I LOVED it!  I was blown away by the "back up band" being a full symphony, and choir!   I'm not an opera buff, and would have preferred a few more super-text lyrics, but my, what sound!  He can be a difficult performer to watch, since he does not use his body as sighted people do, but if you close your eyes, you find he puts everything he has into the song, great sensitivity and a purity of emotion.  I imagine even non musical folks connect with him at that aesthetic level. Of course, all the "encores" were rehearsed, but so satisfying for his fans.  I'm assuming the little girl on the edge of the stage was his daughter.  
It was fun to run through the choir with my field glasses and be surprised to see someone I know.  Inquiring minds want to know:
-- How long did you have the music?
-- How many rehearsals with the choir did you have?
-- How many with the orchestra?
-- How many with the talent?  Was it the same day as the concert?

-- Did you enjoy working with Andrea Bocelli? What was that like?

Well, just had to write and tell you how much I enjoyed the wonderful concert.   Well Done!
Kudos, V.
Hi, V,

I'm glad you had a great time.   Here are some answers you may certainly share:

Portland Symphonic Choir accepted the contract to provide 60 singers for the June concert in mid-April after negotiating since March.  As PSC's tenor section leader, I appointed the choral tenors and helped my colleagues in the other sections chose theirs.  There were a few substitute choristers on standby, and we needed them due to unexpected illnesses and such at the last minute.

We first had access to our music as online scans on May 29 and got paper copies during our first choral rehearsal on Monday, June 11.  We had one more choral rehearsal on June 18.  We learned some details about the conducting and tempi  from Doug Schneider, PSC's usual accompanist, who ran our rehearsals:  he'd been to their first rehearsal playing keyboards for the orchestra on June 17.

Our only rehearsal with the orchestra, conductor, and guest performers was at 4:00 on the day of the concert.  Andrea himself wasn't there as expected because his flight from Las Vegas had been delayed due to the president's flight commandeering the LV airport that day.  We only could only press on Andrea-less and hope he'd arrive on time for the show.  
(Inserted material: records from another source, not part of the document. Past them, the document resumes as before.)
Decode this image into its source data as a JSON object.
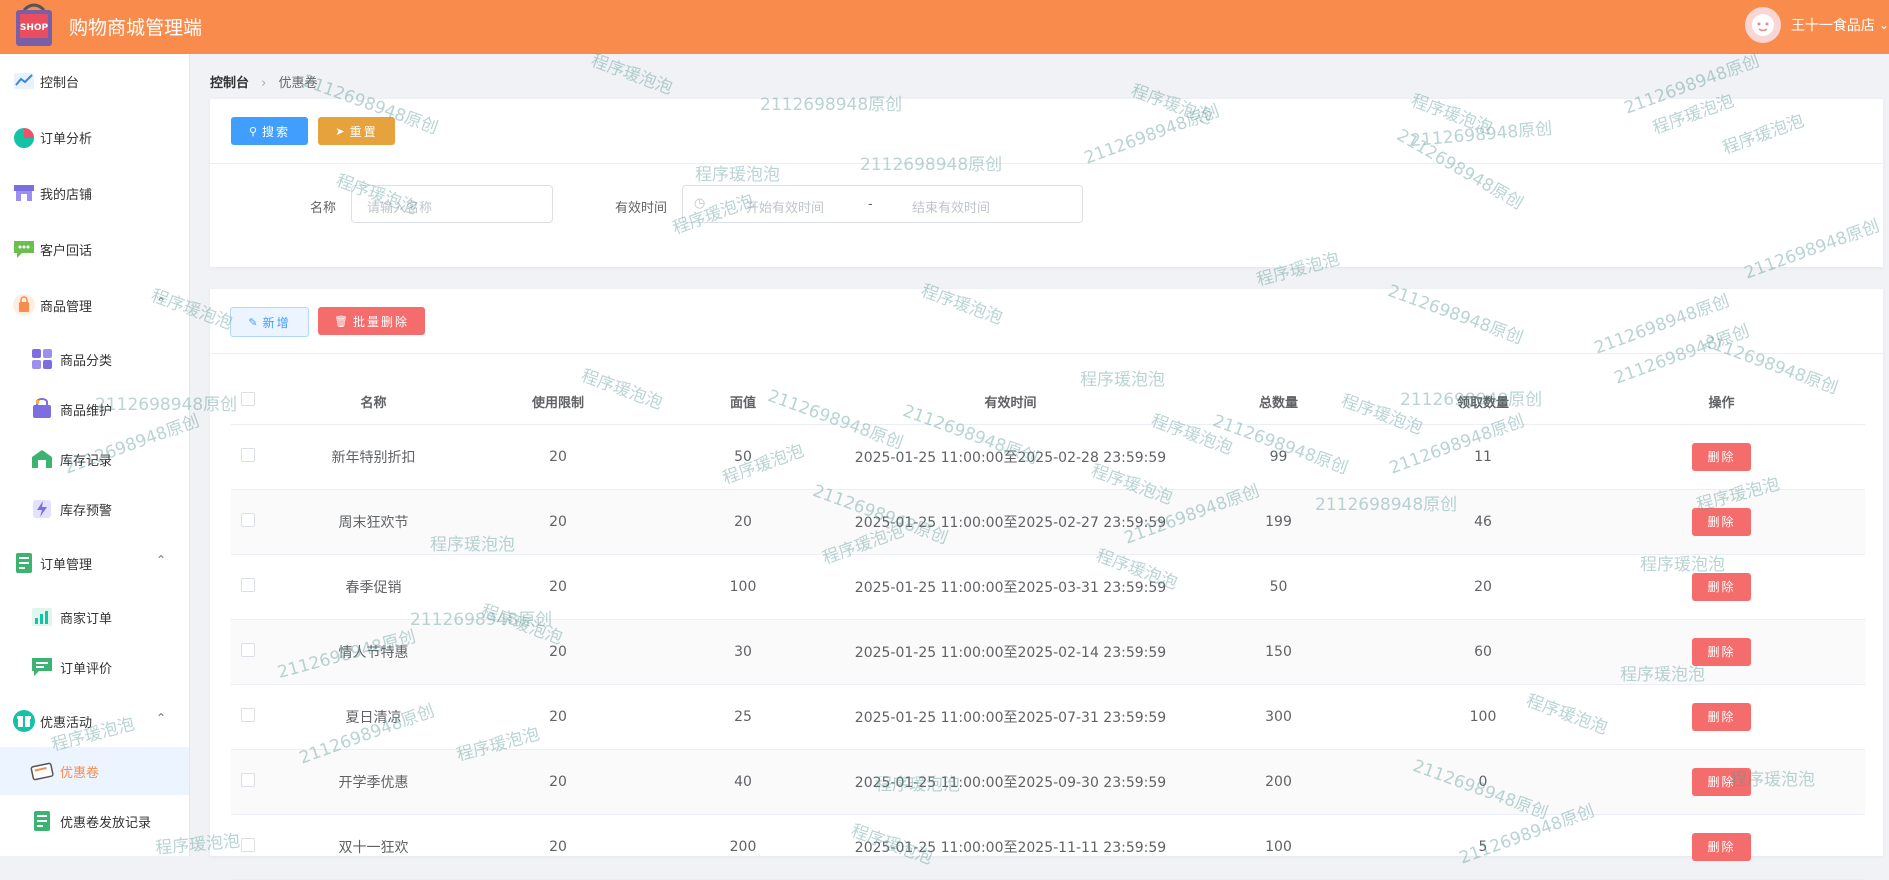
{
  "header": {
    "logo_text": "SHOP",
    "title": "购物商城管理端",
    "user_name": "王十一食品店",
    "colors": {
      "header_bg": "#f98c4d",
      "primary": "#409eff",
      "warning": "#e6a23c",
      "danger": "#f56c6c"
    }
  },
  "sidebar": {
    "items": [
      {
        "label": "控制台",
        "icon": "line-chart-icon"
      },
      {
        "label": "订单分析",
        "icon": "pie-chart-icon"
      },
      {
        "label": "我的店铺",
        "icon": "store-icon"
      },
      {
        "label": "客户回话",
        "icon": "chat-bubble-icon"
      },
      {
        "label": "商品管理",
        "icon": "bag-icon"
      },
      {
        "label": "商品分类",
        "icon": "category-grid-icon"
      },
      {
        "label": "商品维护",
        "icon": "basket-icon"
      },
      {
        "label": "库存记录",
        "icon": "warehouse-icon"
      },
      {
        "label": "库存预警",
        "icon": "lightning-icon"
      },
      {
        "label": "订单管理",
        "icon": "order-list-icon"
      },
      {
        "label": "商家订单",
        "icon": "bar-chart-icon"
      },
      {
        "label": "订单评价",
        "icon": "comment-icon"
      },
      {
        "label": "优惠活动",
        "icon": "gift-icon"
      },
      {
        "label": "优惠卷",
        "icon": "ticket-icon"
      },
      {
        "label": "优惠卷发放记录",
        "icon": "record-list-icon"
      }
    ]
  },
  "breadcrumb": {
    "home": "控制台",
    "current": "优惠卷"
  },
  "search": {
    "search_label": "搜索",
    "reset_label": "重置",
    "name_label": "名称",
    "name_placeholder": "请输入名称",
    "time_label": "有效时间",
    "start_placeholder": "开始有效时间",
    "range_sep": "-",
    "end_placeholder": "结束有效时间"
  },
  "toolbar": {
    "add_label": "新增",
    "batch_delete_label": "批量删除"
  },
  "table": {
    "headers": [
      "名称",
      "使用限制",
      "面值",
      "有效时间",
      "总数量",
      "领取数量",
      "操作"
    ],
    "delete_label": "删除",
    "rows": [
      {
        "name": "新年特别折扣",
        "limit": "20",
        "value": "50",
        "time": "2025-01-25 11:00:00至2025-02-28 23:59:59",
        "total": "99",
        "claimed": "11"
      },
      {
        "name": "周末狂欢节",
        "limit": "20",
        "value": "20",
        "time": "2025-01-25 11:00:00至2025-02-27 23:59:59",
        "total": "199",
        "claimed": "46"
      },
      {
        "name": "春季促销",
        "limit": "20",
        "value": "100",
        "time": "2025-01-25 11:00:00至2025-03-31 23:59:59",
        "total": "50",
        "claimed": "20"
      },
      {
        "name": "情人节特惠",
        "limit": "20",
        "value": "30",
        "time": "2025-01-25 11:00:00至2025-02-14 23:59:59",
        "total": "150",
        "claimed": "60"
      },
      {
        "name": "夏日清凉",
        "limit": "20",
        "value": "25",
        "time": "2025-01-25 11:00:00至2025-07-31 23:59:59",
        "total": "300",
        "claimed": "100"
      },
      {
        "name": "开学季优惠",
        "limit": "20",
        "value": "40",
        "time": "2025-01-25 11:00:00至2025-09-30 23:59:59",
        "total": "200",
        "claimed": "0"
      },
      {
        "name": "双十一狂欢",
        "limit": "20",
        "value": "200",
        "time": "2025-01-25 11:00:00至2025-11-11 23:59:59",
        "total": "100",
        "claimed": "5"
      }
    ]
  },
  "watermarks": {
    "text_a": "程序瑗泡泡",
    "text_b": "2112698948原创"
  }
}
The conductor had already toured with Bocelli and knew precisely how to predict his tempi and rubati.  I myself was asked to fill in for A in rehearsal, but I declined the nomination: Italian opera isn't my forte, I don't know A's typical nuances, and I had to practice my own job in the show.  The conductor wheezed some of the tenor phrases when they mattered for timing.    For us choristers, though, it was the usual game of FOLLOW-THE-STICK,  since the hall was so large, amplified and wet that we couldn't trust our ears for the beat. (Actually, we followed his right wrist - his stick technique is unusually florid.)   Rehearsal ended at 6:00  with no sign of Andrea.

Andrea arrived at the MODA center slightly after 7pm in a cortege of limousines, had a supper in his dressing room (we all got a catered a meal of cannoli and chicken piccata), and you saw what happened after that.
It's uplifting and inspiring to witness humans doing such remarkably difficult and and exacting artistry, even when you cannot hear clearly, cannot see their faces, and have your own part to play in the production.  Andrea's mezza-di-voce above the staff is well known and regarded, but hearing it done in real time is breathtaking.  I can do that sort of thing well about one time out of every ten tries:  he got it perfectly every time.   In the hundreds of notes he sang, I heard only two that were less than perfect - they they only proved that the fellow was human and doing this live. 

I kept (stole?) my music and backstage pass as memorabilia.

Yours, Gary Shannon
( 8-{D} balding, bespectacled, bearded happy guy, usually open mouthed.
I teach voice lessons online:  My Passion:  Your Art.